But to understand what Curry brings to the Warriors, you have to delve a little deeper than the raw numbers, and look at his future potential as a point guard in the NBA.

Evans and Curry are both scoring point guards, but where Evans is limited by his range, Curry's is almost limitless, and he may have the purest shooting stroke in the game right now.

Evans shoots 45 percent from the field, which is a decent number, but Curry shoots 46 percent from the field, and the majority of his points come from the perimeter, while Evans prefers to dominate in the lane.

But the major difference lies in their future as point guards, and Curry may be more suited to play the position, whereas Evans may find himself eventually playing the shooting guard position.

Although Evans and Curry have comparable assist numbers, Curry seems to have an edge in court vision, and he appears to understand the nuances of guiding a team better than Evans.

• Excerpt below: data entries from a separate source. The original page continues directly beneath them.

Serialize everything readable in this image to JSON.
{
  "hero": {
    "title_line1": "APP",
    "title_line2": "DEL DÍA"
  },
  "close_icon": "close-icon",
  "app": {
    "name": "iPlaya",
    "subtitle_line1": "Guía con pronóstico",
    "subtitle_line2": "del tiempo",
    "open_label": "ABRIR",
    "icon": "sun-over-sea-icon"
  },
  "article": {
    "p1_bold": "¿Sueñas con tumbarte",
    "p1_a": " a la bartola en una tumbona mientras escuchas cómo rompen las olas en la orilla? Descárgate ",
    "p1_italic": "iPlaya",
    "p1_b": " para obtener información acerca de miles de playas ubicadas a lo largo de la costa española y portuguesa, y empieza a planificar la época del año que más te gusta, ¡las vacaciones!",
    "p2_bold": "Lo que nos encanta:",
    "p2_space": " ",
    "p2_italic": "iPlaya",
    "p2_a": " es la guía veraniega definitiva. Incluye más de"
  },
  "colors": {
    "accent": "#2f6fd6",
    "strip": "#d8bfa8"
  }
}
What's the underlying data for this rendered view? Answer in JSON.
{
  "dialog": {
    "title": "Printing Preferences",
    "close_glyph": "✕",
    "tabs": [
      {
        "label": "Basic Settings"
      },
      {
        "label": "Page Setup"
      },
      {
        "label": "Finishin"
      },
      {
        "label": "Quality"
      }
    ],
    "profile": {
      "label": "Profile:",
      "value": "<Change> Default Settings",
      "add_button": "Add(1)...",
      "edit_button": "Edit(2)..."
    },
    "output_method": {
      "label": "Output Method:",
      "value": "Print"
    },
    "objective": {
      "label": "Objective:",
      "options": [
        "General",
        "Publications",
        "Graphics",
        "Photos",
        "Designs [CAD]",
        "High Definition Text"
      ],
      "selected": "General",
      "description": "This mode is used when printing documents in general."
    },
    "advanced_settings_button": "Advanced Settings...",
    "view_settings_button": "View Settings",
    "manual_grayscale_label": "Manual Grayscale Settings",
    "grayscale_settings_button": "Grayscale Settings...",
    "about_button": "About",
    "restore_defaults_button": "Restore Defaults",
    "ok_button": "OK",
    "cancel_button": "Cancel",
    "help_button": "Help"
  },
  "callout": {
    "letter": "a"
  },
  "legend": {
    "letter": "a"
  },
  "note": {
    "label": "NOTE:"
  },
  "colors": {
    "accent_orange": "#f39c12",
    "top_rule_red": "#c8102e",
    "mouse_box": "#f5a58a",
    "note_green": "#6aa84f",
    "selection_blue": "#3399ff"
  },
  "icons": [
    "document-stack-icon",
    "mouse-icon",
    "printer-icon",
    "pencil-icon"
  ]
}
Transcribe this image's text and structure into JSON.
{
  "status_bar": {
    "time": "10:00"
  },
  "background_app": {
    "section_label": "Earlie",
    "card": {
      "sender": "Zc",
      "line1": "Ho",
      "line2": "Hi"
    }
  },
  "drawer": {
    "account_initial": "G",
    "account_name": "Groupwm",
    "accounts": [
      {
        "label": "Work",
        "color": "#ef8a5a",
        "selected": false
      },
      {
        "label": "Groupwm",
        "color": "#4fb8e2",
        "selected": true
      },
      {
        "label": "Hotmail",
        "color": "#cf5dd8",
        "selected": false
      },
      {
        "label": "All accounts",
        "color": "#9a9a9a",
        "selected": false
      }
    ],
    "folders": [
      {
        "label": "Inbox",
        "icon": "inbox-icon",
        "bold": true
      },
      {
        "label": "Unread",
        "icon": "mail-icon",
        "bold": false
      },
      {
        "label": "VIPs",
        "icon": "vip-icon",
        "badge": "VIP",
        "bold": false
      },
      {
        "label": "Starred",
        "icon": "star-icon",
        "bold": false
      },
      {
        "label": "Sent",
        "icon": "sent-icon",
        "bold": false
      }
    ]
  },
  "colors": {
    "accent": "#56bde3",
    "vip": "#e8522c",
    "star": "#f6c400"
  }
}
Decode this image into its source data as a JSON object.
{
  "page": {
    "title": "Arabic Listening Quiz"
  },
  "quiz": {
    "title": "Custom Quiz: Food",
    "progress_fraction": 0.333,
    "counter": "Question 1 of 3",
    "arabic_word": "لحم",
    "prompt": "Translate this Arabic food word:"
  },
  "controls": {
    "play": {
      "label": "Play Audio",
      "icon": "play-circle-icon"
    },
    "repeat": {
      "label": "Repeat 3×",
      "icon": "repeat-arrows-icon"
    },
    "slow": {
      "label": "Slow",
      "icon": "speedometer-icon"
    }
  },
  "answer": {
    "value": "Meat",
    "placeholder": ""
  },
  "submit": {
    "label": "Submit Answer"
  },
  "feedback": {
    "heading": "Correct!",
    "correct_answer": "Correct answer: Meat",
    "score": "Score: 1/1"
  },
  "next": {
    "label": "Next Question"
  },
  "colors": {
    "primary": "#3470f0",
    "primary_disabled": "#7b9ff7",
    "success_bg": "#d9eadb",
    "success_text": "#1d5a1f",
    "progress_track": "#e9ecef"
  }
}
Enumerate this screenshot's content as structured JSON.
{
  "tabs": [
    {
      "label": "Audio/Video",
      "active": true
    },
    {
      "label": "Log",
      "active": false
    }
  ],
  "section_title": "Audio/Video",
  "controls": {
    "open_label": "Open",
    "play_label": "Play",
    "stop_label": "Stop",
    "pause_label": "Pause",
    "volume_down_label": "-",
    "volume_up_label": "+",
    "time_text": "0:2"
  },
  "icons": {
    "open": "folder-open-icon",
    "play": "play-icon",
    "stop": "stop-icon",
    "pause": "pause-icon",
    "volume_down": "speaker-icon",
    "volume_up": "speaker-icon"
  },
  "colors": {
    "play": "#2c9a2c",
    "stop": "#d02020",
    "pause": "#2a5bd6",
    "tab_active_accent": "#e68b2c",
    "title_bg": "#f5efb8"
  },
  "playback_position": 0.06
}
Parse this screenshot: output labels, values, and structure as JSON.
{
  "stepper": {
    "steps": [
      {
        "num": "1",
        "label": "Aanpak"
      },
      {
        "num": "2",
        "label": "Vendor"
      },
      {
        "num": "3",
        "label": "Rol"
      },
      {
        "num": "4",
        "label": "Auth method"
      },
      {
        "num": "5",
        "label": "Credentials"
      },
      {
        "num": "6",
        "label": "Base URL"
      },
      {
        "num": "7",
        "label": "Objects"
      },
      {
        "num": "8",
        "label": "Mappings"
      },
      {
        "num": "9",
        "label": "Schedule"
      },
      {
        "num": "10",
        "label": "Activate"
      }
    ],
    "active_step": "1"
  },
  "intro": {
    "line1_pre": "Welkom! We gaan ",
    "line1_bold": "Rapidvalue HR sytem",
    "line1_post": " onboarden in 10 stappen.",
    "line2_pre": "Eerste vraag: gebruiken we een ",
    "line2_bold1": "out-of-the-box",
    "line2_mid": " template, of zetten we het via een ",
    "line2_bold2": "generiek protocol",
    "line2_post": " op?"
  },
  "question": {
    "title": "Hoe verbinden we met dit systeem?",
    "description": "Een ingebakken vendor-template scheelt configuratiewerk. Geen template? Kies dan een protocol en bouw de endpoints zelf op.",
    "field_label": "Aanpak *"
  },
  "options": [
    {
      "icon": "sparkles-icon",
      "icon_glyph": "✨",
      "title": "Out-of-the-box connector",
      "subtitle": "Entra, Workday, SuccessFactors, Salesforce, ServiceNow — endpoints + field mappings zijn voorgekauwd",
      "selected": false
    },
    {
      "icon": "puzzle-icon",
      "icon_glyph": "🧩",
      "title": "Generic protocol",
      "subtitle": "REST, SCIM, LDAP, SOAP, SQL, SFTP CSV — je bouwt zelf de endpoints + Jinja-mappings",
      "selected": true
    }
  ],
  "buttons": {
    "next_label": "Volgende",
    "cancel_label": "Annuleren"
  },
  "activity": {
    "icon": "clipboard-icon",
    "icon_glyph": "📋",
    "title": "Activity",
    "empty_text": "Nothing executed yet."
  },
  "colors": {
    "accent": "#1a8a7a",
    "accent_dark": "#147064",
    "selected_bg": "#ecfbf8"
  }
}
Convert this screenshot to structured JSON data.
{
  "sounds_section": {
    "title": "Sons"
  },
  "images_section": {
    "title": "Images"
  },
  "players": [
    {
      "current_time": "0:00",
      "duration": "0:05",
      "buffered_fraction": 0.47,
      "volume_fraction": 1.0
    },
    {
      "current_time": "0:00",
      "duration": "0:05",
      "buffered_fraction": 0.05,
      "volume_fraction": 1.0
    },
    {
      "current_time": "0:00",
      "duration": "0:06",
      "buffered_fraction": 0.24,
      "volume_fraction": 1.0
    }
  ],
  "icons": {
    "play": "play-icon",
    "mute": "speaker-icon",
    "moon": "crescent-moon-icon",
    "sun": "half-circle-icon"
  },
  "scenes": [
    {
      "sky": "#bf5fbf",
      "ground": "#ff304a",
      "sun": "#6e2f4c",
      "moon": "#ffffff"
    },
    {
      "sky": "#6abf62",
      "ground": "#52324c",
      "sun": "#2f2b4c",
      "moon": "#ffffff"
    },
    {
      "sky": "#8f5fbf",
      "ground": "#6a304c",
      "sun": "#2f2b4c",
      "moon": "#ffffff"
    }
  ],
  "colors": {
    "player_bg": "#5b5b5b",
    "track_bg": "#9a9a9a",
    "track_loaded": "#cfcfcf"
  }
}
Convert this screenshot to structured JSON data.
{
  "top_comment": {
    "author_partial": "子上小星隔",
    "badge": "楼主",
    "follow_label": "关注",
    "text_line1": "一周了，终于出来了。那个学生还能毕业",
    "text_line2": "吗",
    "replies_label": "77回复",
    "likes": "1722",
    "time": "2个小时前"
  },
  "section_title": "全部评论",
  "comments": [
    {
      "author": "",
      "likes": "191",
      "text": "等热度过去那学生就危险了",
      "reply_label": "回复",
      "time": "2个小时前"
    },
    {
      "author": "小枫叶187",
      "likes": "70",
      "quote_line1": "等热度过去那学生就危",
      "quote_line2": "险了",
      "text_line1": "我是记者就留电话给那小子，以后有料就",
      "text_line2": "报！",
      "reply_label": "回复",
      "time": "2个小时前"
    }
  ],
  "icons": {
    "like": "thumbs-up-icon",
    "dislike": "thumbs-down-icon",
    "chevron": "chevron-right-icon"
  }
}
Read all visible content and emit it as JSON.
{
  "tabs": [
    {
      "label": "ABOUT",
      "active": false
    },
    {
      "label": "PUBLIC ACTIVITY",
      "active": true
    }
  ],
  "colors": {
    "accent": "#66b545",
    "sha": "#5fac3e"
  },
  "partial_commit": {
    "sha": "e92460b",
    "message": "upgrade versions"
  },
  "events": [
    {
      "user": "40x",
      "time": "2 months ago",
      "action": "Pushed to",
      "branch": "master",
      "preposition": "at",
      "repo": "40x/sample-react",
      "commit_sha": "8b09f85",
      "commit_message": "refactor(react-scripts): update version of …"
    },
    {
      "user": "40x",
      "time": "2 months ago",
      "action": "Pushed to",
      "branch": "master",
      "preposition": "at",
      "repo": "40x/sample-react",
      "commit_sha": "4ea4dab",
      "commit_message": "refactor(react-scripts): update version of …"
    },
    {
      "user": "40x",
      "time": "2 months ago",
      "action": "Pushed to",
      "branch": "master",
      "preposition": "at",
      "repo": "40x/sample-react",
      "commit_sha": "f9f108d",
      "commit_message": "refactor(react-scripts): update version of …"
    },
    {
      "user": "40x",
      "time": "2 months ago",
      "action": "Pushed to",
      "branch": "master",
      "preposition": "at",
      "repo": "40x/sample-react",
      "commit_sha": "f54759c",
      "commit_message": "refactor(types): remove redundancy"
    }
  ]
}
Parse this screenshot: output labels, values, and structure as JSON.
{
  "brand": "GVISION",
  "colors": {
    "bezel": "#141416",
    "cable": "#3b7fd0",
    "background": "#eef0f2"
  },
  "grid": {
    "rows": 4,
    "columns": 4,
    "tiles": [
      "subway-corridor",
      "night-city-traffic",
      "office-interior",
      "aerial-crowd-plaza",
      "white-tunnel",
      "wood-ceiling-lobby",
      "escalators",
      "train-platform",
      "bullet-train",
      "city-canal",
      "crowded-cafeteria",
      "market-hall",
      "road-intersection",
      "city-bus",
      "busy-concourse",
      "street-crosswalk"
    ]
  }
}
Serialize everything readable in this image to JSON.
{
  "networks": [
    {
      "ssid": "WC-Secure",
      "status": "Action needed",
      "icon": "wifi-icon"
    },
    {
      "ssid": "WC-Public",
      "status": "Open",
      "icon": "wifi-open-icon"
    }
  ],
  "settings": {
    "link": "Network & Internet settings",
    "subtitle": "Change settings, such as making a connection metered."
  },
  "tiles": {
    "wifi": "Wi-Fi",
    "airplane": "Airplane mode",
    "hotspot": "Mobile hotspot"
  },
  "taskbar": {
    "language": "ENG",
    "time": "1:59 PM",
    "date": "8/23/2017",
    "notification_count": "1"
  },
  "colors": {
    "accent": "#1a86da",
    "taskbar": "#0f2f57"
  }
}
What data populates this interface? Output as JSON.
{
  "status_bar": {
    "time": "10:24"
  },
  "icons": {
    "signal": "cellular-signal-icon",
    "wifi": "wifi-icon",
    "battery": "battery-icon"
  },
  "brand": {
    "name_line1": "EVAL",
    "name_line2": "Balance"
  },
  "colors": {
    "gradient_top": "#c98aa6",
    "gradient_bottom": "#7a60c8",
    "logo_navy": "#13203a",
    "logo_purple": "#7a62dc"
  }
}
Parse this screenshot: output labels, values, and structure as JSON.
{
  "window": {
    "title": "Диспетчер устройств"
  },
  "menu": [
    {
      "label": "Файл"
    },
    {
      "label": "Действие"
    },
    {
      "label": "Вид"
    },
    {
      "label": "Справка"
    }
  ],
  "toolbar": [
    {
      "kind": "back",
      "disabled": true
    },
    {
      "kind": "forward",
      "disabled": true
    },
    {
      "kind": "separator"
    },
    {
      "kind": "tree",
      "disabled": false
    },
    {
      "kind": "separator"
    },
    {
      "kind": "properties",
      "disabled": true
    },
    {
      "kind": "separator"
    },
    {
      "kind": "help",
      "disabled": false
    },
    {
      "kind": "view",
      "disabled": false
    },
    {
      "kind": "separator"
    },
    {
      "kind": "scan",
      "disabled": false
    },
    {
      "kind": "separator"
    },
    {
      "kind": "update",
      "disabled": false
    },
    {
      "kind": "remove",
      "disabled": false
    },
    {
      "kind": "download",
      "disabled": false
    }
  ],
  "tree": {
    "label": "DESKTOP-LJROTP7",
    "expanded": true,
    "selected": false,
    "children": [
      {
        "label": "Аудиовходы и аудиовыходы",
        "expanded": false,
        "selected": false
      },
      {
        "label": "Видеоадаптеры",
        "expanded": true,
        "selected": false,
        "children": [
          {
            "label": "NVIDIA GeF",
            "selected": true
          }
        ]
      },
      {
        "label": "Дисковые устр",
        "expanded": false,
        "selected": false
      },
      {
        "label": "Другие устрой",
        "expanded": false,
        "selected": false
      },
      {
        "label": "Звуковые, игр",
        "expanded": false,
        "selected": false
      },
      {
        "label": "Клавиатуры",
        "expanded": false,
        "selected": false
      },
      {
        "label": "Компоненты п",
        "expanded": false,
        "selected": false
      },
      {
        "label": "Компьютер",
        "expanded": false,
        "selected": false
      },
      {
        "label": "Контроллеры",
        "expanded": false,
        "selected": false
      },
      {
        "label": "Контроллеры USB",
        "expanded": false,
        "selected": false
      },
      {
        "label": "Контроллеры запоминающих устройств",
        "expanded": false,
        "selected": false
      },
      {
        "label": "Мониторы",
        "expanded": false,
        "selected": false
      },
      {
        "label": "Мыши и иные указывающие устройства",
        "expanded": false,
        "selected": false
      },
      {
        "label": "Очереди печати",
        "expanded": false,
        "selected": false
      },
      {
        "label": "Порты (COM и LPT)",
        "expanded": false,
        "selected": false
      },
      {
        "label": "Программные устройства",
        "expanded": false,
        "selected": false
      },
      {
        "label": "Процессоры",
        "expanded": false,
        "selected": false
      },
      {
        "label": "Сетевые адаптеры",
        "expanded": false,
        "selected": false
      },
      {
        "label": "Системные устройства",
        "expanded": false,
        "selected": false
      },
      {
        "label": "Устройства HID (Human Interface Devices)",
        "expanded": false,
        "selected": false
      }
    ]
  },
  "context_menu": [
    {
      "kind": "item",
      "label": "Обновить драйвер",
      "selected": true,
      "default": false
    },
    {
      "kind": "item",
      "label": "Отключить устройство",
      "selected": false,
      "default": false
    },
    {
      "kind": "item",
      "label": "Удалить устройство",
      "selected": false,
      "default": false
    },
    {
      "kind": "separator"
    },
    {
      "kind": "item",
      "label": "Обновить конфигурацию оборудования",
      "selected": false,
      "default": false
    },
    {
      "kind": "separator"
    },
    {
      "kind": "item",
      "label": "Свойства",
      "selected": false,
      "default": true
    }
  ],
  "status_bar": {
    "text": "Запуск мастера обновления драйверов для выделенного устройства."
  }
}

Some will point out Evans' superior scoring average, but he did that as the primary offensive focus of his team, especially since former teammate Kelvin Martin spent most of his season injured and was eventually traded to the Houston Rockets.

Curry was never the first offensive option on his team, and his ability to play the lead guard position was scrutinized before he ever took a shot or played an NBA minute.

Even Curry's own teammates and coaches doubted his ability, but once he settled down and became comfortable with the speed of the NBA game, he quickly ascended to one of the game's better play-makers.

Which brings us back to Curry's magnificent performance on Wednesday night, which may be the best game played by a point guard this season, and rivals any performance from any player, regardless of position.

That one game perhaps describes best why Curry should win the award this year, because this type of performance, as remarkable as it was, has the potential to become commonplace for Curry.

He still makes rookie mistakes, and in his eagerness to excel Curry sometimes presses, which leads to turnovers and rushed shots. But the positives in his play-making abilities far out-weigh the negatives.

Imagine the possibilities for Curry once he has a year of experience under his belt, and a season of confidence built into his repertoire?

The sky is truly the limit for Curry, and barring some unforeseen calamity he should enjoy a long, successful NBA career that is marked by various awards and All-Star appearances.

In fact, Curry's first steps to greatness should begin when this season concludes, as 2010's NBA Rookie of the Year, because in a season that has glistened with spectacular rookie guard play, Curry has shined the brightest of all.